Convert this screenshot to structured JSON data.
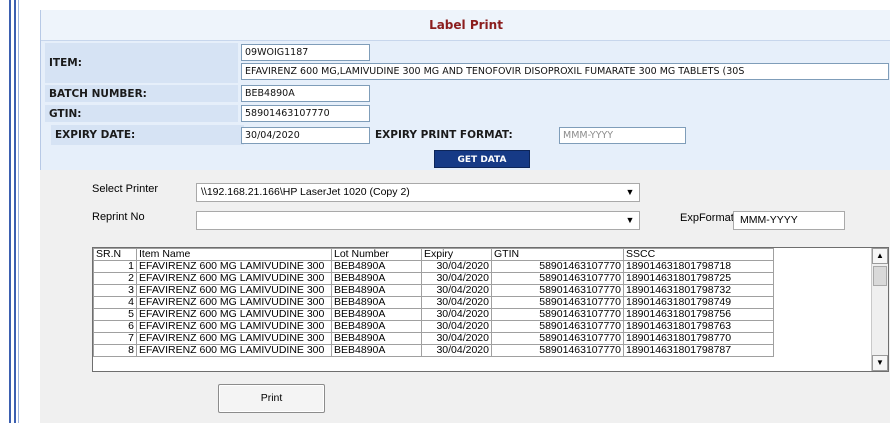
{
  "header": {
    "title": "Label Print"
  },
  "form": {
    "item_label": "ITEM:",
    "item_code": "09WOIG1187",
    "item_description": "EFAVIRENZ 600 MG,LAMIVUDINE 300 MG AND TENOFOVIR DISOPROXIL FUMARATE 300 MG TABLETS (30S",
    "batch_label": "BATCH NUMBER:",
    "batch_value": "BEB4890A",
    "gtin_label": "GTIN:",
    "gtin_value": "58901463107770",
    "expiry_label": "EXPIRY DATE:",
    "expiry_value": "30/04/2020",
    "expiry_format_label": "EXPIRY PRINT FORMAT:",
    "expiry_format_placeholder": "MMM-YYYY",
    "get_data_label": "GET DATA"
  },
  "printer": {
    "select_label": "Select Printer",
    "selected": "\\\\192.168.21.166\\HP LaserJet 1020 (Copy 2)",
    "reprint_label": "Reprint No",
    "reprint_value": "",
    "expformat_label": "ExpFormat",
    "expformat_value": "MMM-YYYY"
  },
  "grid": {
    "columns": [
      "SR.N",
      "Item Name",
      "Lot Number",
      "Expiry",
      "GTIN",
      "SSCC"
    ],
    "rows": [
      [
        "1",
        "EFAVIRENZ 600 MG LAMIVUDINE 300",
        "BEB4890A",
        "30/04/2020",
        "58901463107770",
        "189014631801798718"
      ],
      [
        "2",
        "EFAVIRENZ 600 MG LAMIVUDINE 300",
        "BEB4890A",
        "30/04/2020",
        "58901463107770",
        "189014631801798725"
      ],
      [
        "3",
        "EFAVIRENZ 600 MG LAMIVUDINE 300",
        "BEB4890A",
        "30/04/2020",
        "58901463107770",
        "189014631801798732"
      ],
      [
        "4",
        "EFAVIRENZ 600 MG LAMIVUDINE 300",
        "BEB4890A",
        "30/04/2020",
        "58901463107770",
        "189014631801798749"
      ],
      [
        "5",
        "EFAVIRENZ 600 MG LAMIVUDINE 300",
        "BEB4890A",
        "30/04/2020",
        "58901463107770",
        "189014631801798756"
      ],
      [
        "6",
        "EFAVIRENZ 600 MG LAMIVUDINE 300",
        "BEB4890A",
        "30/04/2020",
        "58901463107770",
        "189014631801798763"
      ],
      [
        "7",
        "EFAVIRENZ 600 MG LAMIVUDINE 300",
        "BEB4890A",
        "30/04/2020",
        "58901463107770",
        "189014631801798770"
      ],
      [
        "8",
        "EFAVIRENZ 600 MG LAMIVUDINE 300",
        "BEB4890A",
        "30/04/2020",
        "58901463107770",
        "189014631801798787"
      ]
    ]
  },
  "actions": {
    "print_label": "Print"
  },
  "icons": {
    "dropdown": "chevron-down-icon",
    "scroll_up": "scroll-up-icon",
    "scroll_down": "scroll-down-icon"
  },
  "colors": {
    "title": "#8b1d1d",
    "panel": "#e6effa",
    "label_row": "#d6e3f4",
    "get_data_button": "#163a86",
    "rail": "#3b5fb0"
  }
}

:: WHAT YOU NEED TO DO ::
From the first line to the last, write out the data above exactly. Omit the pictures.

:: WRITTEN REPLY ::
Convert this screenshot to structured JSON data.
{
  "header": {
    "title": "Label Print"
  },
  "form": {
    "item_label": "ITEM:",
    "item_code": "09WOIG1187",
    "item_description": "EFAVIRENZ 600 MG,LAMIVUDINE 300 MG AND TENOFOVIR DISOPROXIL FUMARATE 300 MG TABLETS (30S",
    "batch_label": "BATCH NUMBER:",
    "batch_value": "BEB4890A",
    "gtin_label": "GTIN:",
    "gtin_value": "58901463107770",
    "expiry_label": "EXPIRY DATE:",
    "expiry_value": "30/04/2020",
    "expiry_format_label": "EXPIRY PRINT FORMAT:",
    "expiry_format_placeholder": "MMM-YYYY",
    "get_data_label": "GET DATA"
  },
  "printer": {
    "select_label": "Select Printer",
    "selected": "\\\\192.168.21.166\\HP LaserJet 1020 (Copy 2)",
    "reprint_label": "Reprint No",
    "reprint_value": "",
    "expformat_label": "ExpFormat",
    "expformat_value": "MMM-YYYY"
  },
  "grid": {
    "columns": [
      "SR.N",
      "Item Name",
      "Lot Number",
      "Expiry",
      "GTIN",
      "SSCC"
    ],
    "rows": [
      [
        "1",
        "EFAVIRENZ 600 MG LAMIVUDINE 300",
        "BEB4890A",
        "30/04/2020",
        "58901463107770",
        "189014631801798718"
      ],
      [
        "2",
        "EFAVIRENZ 600 MG LAMIVUDINE 300",
        "BEB4890A",
        "30/04/2020",
        "58901463107770",
        "189014631801798725"
      ],
      [
        "3",
        "EFAVIRENZ 600 MG LAMIVUDINE 300",
        "BEB4890A",
        "30/04/2020",
        "58901463107770",
        "189014631801798732"
      ],
      [
        "4",
        "EFAVIRENZ 600 MG LAMIVUDINE 300",
        "BEB4890A",
        "30/04/2020",
        "58901463107770",
        "189014631801798749"
      ],
      [
        "5",
        "EFAVIRENZ 600 MG LAMIVUDINE 300",
        "BEB4890A",
        "30/04/2020",
        "58901463107770",
        "189014631801798756"
      ],
      [
        "6",
        "EFAVIRENZ 600 MG LAMIVUDINE 300",
        "BEB4890A",
        "30/04/2020",
        "58901463107770",
        "189014631801798763"
      ],
      [
        "7",
        "EFAVIRENZ 600 MG LAMIVUDINE 300",
        "BEB4890A",
        "30/04/2020",
        "58901463107770",
        "189014631801798770"
      ],
      [
        "8",
        "EFAVIRENZ 600 MG LAMIVUDINE 300",
        "BEB4890A",
        "30/04/2020",
        "58901463107770",
        "189014631801798787"
      ]
    ]
  },
  "actions": {
    "print_label": "Print"
  },
  "icons": {
    "dropdown": "chevron-down-icon",
    "scroll_up": "scroll-up-icon",
    "scroll_down": "scroll-down-icon"
  },
  "colors": {
    "title": "#8b1d1d",
    "panel": "#e6effa",
    "label_row": "#d6e3f4",
    "get_data_button": "#163a86",
    "rail": "#3b5fb0"
  }
}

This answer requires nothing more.